### TASK GOAL
Please report how many lines below contain "world", writing nothing except the number.

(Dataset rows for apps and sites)
+ + + + +

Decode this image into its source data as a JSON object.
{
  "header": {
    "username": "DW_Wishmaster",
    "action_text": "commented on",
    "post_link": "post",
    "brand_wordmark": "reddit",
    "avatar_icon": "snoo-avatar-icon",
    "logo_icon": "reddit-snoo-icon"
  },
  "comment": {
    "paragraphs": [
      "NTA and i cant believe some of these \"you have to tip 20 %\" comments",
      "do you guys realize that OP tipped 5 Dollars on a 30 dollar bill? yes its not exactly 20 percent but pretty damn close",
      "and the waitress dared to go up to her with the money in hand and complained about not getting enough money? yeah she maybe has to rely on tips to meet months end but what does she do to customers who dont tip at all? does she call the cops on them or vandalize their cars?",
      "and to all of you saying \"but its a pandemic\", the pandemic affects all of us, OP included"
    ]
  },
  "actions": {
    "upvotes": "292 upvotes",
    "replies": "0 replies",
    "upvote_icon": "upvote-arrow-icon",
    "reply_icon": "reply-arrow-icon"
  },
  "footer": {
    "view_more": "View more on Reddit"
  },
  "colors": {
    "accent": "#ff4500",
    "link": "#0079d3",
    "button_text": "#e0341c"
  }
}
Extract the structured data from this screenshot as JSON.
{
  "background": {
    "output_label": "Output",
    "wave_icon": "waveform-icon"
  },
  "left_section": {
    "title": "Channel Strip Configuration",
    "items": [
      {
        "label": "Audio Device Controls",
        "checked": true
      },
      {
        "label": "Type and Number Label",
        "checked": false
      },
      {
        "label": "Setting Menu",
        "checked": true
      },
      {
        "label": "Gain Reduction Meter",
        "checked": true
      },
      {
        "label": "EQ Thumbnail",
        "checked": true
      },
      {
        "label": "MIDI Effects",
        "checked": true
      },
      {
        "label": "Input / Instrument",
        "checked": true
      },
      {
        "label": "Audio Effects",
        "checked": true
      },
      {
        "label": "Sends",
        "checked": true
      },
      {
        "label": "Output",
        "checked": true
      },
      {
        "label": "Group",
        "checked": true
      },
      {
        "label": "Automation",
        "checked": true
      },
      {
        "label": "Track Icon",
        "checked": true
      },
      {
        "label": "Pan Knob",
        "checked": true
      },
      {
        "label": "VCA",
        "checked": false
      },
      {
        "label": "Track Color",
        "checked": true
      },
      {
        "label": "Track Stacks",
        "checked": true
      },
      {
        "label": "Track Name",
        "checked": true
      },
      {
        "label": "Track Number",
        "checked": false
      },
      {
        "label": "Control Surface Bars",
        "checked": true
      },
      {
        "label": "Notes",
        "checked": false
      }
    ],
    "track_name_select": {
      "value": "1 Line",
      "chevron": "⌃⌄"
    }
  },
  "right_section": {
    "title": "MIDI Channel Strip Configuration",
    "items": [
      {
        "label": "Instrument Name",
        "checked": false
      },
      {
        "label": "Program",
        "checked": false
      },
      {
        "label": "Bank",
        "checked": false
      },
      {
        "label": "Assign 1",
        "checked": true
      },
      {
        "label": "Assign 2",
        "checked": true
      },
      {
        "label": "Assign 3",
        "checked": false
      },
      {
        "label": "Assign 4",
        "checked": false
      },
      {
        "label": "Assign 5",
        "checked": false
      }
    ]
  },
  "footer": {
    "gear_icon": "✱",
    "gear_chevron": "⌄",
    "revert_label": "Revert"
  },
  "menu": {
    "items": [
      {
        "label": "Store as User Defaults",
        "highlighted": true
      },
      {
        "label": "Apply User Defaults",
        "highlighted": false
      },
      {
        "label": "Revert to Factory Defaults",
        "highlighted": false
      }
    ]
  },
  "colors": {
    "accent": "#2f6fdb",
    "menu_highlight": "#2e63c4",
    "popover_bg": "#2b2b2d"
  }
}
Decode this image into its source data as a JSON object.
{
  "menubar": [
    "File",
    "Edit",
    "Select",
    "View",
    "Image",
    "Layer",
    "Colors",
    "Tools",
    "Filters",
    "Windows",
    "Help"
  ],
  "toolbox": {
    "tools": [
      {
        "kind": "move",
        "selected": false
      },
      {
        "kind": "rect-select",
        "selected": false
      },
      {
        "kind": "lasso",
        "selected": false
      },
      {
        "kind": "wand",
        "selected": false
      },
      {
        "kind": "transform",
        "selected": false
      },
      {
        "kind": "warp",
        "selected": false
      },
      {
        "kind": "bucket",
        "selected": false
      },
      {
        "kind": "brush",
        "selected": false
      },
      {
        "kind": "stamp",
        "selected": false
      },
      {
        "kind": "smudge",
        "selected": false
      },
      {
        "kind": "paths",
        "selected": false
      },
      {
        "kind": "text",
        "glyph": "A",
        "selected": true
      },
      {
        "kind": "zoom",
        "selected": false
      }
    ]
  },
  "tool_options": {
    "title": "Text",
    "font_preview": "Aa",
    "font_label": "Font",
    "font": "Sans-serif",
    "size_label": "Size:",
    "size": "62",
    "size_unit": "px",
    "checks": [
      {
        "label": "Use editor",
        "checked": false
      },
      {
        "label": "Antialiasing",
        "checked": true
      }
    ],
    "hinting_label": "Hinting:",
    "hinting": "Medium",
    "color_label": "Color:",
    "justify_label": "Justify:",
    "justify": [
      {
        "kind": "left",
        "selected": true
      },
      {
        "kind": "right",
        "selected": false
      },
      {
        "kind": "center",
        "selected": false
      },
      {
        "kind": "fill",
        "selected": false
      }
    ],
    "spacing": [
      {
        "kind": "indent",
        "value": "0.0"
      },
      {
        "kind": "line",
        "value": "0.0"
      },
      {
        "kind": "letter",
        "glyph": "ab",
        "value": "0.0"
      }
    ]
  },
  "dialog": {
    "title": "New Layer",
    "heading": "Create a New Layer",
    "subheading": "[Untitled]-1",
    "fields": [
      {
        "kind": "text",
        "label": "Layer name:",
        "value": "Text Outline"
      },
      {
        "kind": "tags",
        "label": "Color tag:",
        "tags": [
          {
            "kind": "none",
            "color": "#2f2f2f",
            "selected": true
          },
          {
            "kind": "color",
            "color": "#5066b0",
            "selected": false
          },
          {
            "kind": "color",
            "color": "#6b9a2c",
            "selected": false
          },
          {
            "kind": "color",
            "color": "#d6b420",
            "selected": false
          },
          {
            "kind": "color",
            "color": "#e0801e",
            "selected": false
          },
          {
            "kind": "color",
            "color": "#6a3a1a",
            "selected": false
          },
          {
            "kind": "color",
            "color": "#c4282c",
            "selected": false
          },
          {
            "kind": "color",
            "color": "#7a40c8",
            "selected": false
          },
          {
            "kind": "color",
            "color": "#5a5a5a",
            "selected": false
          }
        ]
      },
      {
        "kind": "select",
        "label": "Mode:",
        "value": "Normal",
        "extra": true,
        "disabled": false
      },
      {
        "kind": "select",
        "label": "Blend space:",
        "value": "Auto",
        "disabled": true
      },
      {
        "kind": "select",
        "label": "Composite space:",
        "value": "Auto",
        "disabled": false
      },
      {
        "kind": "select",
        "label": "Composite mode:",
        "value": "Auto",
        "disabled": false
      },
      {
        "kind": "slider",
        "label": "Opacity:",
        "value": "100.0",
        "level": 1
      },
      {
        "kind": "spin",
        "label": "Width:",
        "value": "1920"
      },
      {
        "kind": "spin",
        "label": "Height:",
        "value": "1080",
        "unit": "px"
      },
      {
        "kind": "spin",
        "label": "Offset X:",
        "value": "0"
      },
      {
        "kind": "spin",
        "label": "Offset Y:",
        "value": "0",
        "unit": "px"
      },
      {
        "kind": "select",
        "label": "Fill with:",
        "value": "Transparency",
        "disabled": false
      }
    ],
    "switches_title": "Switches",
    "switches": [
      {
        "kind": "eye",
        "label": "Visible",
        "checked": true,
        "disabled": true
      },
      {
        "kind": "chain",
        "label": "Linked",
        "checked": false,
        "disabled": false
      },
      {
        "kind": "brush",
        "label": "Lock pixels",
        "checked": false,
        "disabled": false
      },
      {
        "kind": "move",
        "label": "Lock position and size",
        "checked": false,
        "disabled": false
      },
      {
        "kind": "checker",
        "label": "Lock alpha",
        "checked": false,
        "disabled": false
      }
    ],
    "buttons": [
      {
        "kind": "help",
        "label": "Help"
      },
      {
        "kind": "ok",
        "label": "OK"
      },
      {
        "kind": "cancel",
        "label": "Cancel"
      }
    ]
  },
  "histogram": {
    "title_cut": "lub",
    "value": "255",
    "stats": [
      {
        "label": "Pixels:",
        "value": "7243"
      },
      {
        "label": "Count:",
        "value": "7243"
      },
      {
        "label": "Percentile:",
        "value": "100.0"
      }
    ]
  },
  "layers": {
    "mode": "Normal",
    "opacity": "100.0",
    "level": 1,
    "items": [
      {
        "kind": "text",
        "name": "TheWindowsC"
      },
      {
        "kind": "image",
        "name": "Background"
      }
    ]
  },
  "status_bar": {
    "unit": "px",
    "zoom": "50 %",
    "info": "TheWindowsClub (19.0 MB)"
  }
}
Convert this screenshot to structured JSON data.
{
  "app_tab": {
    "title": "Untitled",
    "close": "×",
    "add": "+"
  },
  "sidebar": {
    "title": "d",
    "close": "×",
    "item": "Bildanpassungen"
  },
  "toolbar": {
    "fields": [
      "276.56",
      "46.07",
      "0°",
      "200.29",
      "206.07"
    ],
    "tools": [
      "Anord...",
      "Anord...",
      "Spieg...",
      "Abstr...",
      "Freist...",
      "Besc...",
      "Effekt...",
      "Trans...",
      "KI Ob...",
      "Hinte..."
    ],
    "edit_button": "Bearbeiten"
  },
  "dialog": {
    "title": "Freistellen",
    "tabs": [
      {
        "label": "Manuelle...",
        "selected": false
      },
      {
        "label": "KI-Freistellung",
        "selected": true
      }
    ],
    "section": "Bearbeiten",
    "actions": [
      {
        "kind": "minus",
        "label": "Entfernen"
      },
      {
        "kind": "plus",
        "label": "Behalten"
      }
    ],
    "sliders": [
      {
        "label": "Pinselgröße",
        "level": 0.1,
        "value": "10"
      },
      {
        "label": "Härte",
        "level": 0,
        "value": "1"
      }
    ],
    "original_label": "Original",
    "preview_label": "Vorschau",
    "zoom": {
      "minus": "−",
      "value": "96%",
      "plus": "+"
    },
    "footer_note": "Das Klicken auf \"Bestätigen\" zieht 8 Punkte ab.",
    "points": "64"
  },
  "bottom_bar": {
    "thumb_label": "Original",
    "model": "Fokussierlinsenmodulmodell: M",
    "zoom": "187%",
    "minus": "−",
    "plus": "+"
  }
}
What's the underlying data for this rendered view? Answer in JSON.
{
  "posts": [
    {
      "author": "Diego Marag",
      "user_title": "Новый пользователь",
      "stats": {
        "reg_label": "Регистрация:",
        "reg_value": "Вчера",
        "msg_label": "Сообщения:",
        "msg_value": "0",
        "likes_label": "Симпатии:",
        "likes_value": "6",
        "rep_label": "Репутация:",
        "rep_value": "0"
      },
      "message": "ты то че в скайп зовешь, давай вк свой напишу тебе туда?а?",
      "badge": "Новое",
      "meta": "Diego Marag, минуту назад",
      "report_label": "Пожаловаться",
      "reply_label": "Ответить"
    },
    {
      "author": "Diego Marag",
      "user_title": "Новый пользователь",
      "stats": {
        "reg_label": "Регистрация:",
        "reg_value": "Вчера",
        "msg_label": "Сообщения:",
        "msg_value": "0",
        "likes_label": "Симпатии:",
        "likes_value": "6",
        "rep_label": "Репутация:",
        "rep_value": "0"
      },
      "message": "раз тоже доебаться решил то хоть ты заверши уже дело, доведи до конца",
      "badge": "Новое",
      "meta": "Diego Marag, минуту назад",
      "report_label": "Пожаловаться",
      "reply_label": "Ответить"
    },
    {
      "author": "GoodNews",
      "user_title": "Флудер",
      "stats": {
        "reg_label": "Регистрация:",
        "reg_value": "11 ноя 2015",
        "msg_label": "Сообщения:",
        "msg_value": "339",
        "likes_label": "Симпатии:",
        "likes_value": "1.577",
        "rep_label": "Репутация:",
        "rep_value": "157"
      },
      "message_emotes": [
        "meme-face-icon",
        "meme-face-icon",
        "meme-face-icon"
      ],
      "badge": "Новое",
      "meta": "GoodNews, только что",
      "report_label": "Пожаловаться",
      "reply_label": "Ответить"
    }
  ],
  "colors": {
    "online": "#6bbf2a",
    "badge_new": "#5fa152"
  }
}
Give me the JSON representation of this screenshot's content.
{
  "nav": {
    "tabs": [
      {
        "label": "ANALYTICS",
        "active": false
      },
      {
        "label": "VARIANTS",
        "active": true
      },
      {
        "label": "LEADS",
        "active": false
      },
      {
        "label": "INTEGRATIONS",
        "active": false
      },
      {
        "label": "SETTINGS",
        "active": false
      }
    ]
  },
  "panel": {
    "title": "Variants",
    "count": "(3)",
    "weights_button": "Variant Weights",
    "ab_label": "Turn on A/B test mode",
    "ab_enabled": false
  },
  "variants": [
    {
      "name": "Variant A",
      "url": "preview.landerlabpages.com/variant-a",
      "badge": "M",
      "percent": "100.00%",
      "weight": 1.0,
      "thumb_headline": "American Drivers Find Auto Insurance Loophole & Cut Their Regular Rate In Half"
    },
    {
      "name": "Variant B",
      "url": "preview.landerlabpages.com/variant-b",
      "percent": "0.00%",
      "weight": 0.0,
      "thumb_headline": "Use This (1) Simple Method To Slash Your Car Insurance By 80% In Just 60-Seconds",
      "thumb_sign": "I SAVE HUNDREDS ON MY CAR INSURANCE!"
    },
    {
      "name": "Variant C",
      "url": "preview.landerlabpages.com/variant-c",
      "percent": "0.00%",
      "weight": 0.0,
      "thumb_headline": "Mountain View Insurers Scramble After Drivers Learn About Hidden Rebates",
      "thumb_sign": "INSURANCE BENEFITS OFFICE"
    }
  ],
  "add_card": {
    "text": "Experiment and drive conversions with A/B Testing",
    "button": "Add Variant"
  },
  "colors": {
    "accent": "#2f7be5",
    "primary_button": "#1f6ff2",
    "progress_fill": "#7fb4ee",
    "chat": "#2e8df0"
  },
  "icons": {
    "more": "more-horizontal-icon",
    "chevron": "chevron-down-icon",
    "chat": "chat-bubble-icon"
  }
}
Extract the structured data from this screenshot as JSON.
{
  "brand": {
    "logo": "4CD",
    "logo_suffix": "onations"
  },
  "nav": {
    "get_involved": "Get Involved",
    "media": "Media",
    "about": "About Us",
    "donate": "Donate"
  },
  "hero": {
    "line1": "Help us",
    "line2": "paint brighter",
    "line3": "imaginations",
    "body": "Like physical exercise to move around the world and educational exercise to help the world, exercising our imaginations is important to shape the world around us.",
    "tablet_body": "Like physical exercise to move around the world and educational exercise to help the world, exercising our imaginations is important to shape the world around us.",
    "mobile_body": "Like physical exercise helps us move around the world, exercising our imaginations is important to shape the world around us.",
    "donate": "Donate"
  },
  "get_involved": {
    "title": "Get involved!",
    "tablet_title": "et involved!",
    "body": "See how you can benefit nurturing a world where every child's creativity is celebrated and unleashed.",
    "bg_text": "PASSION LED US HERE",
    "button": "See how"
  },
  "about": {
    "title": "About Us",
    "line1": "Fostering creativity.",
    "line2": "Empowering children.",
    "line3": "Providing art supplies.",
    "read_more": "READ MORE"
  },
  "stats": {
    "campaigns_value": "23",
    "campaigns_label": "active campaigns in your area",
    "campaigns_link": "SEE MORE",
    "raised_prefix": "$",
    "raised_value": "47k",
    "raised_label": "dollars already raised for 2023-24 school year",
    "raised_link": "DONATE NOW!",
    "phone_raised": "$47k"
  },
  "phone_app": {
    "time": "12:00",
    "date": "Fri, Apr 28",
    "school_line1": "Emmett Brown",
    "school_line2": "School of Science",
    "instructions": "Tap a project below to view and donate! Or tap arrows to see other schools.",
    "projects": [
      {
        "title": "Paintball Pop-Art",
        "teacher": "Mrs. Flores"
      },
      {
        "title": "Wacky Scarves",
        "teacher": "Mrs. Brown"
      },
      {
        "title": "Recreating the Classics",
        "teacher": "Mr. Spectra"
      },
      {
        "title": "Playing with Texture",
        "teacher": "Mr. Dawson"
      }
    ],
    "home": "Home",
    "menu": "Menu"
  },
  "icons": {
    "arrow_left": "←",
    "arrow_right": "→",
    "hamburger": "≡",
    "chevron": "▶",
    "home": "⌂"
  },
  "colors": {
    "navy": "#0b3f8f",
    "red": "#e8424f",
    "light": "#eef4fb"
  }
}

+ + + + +

### EXPECTED ANSWER
4